The emerging jurisprudence in the world requires that bloggers will have to be very careful before they type and push the publish button. By virtue of the Indian cyber law, ISPs are liable for all third party content including defamatory data and they would be required to remove the defamatory material from the sites the moment they become aware of it. Publishers and Internet Service Providers will, therefore, have to exercise extreme caution to prevent exposure to libel or defamation litigation.

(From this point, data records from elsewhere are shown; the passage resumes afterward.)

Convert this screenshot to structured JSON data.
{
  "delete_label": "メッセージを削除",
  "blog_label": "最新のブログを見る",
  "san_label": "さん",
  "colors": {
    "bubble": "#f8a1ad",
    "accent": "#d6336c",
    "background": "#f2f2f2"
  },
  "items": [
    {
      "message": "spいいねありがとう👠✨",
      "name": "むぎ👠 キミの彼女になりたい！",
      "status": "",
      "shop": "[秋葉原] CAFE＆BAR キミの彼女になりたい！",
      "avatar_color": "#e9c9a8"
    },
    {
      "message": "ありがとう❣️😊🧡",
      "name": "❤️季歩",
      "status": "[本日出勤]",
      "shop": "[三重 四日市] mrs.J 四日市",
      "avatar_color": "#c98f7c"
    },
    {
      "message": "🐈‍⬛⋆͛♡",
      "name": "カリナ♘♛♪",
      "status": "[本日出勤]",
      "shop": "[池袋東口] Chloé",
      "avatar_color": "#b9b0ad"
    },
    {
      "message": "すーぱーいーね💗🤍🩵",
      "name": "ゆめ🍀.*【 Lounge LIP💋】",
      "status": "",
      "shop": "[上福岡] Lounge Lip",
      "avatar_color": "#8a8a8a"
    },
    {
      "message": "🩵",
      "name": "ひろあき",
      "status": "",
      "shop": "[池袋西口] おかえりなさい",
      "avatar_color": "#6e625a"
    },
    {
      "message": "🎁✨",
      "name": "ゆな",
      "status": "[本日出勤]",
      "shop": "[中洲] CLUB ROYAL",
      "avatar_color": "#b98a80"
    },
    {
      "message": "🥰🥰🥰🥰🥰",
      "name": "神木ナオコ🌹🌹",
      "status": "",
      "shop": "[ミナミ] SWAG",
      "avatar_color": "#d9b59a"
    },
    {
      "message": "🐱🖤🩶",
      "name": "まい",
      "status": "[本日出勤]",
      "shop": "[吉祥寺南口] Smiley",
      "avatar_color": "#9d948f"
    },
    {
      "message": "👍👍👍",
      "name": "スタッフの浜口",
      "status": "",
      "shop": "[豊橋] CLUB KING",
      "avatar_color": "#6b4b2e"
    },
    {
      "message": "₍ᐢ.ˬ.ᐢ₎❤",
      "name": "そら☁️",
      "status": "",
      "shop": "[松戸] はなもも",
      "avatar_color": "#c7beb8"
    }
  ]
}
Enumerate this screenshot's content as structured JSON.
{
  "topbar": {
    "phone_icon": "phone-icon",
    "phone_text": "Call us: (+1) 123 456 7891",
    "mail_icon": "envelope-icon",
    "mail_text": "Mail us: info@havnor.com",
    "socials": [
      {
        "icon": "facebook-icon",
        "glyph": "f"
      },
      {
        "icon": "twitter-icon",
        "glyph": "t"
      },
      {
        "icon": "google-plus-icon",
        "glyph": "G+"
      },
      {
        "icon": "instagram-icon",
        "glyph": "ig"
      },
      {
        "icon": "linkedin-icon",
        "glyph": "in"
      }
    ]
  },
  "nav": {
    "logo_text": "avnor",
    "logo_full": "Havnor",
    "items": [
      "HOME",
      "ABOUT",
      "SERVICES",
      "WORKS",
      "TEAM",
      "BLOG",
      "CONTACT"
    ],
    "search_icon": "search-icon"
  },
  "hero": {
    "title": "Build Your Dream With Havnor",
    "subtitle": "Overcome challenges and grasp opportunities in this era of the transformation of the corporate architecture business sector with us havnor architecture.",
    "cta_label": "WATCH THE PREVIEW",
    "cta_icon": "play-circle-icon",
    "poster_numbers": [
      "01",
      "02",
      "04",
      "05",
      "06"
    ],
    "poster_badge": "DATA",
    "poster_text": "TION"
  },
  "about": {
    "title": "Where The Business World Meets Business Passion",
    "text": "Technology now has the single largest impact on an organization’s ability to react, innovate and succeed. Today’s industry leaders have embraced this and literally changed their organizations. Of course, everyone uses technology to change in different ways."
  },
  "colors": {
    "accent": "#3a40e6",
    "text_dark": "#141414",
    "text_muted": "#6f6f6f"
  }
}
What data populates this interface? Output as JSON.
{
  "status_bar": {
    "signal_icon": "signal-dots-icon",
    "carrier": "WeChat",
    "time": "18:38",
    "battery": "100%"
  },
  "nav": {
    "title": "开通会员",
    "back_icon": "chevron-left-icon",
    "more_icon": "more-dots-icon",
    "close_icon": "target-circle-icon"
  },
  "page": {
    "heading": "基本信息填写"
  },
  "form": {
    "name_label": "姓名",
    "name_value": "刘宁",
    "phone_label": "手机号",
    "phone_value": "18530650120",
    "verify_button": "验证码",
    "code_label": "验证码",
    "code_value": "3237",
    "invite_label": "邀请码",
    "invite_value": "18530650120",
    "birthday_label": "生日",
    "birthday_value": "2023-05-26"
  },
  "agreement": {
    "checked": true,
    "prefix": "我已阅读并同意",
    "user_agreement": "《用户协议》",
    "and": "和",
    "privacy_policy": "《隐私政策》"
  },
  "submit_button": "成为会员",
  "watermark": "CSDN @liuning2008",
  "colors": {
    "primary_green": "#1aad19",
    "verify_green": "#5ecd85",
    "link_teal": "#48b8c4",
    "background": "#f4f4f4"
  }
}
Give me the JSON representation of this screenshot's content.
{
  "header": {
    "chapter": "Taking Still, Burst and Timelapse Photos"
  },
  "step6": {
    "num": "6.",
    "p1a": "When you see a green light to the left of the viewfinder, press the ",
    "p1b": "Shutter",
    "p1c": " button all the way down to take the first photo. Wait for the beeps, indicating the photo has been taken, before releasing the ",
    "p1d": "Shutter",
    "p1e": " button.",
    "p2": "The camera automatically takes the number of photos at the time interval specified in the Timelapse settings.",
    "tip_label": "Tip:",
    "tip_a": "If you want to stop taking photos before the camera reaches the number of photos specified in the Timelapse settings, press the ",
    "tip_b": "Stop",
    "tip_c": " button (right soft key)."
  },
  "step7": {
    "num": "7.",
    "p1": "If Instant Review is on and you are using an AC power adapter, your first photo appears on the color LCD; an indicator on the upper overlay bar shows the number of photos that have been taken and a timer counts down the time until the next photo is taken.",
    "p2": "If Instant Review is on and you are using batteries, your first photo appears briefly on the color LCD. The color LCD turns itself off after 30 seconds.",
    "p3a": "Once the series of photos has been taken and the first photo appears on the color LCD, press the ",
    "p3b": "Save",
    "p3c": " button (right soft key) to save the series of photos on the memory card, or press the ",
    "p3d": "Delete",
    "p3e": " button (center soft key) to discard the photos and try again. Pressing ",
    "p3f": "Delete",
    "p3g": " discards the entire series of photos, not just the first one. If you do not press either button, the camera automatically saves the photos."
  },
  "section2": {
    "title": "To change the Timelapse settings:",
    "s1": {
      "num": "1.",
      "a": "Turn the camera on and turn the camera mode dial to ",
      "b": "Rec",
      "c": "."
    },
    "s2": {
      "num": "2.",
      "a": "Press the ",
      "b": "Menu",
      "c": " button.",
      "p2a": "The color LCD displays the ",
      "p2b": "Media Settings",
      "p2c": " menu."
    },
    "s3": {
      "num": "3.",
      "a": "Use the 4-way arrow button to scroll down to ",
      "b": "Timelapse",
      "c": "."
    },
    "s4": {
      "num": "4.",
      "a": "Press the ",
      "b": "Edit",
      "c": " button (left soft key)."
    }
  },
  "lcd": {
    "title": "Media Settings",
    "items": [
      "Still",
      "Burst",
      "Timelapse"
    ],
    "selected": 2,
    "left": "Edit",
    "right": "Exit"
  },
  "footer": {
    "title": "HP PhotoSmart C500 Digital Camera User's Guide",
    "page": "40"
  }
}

As technology evolves, increasing number of compelling issues dealing with cyber space are coming forth that require continuous examination and appropriate amendment of cyber laws all over the world. As of today, issues impacting cyberspace can be divided into seven topic areas: freedom of expression, intellectual property, privacy, safety, electronic commerce, equity, and jurisdiction. While much has been happening in all these areas, freedom of expression and intellectual property are the two fields that have seen the most action – at least with regard to cases and statutes. Among several issues inherent in the freedom of expression, defamation takes centre stage on the internet, with blogs and authors mushrooming on the internet. Caution is often not exercised by these novice authors in presenting information and commenting on people and institutions that have a global reputation. The threat of facing a defamation suit thus looms large over blog authors who need to tread with caution. Given the global nature of the internet and the varied nature of laws in various countries, the approach to tackling defamation suits is also a major challenge to most courts today. Several questions of regulation and enforcement have been raised regarding the global online defamation issues. It is also a major challenge for legislators and jurists to see to it that new laws and recent case decisions are enforced in the freewheeling world of cyberspace.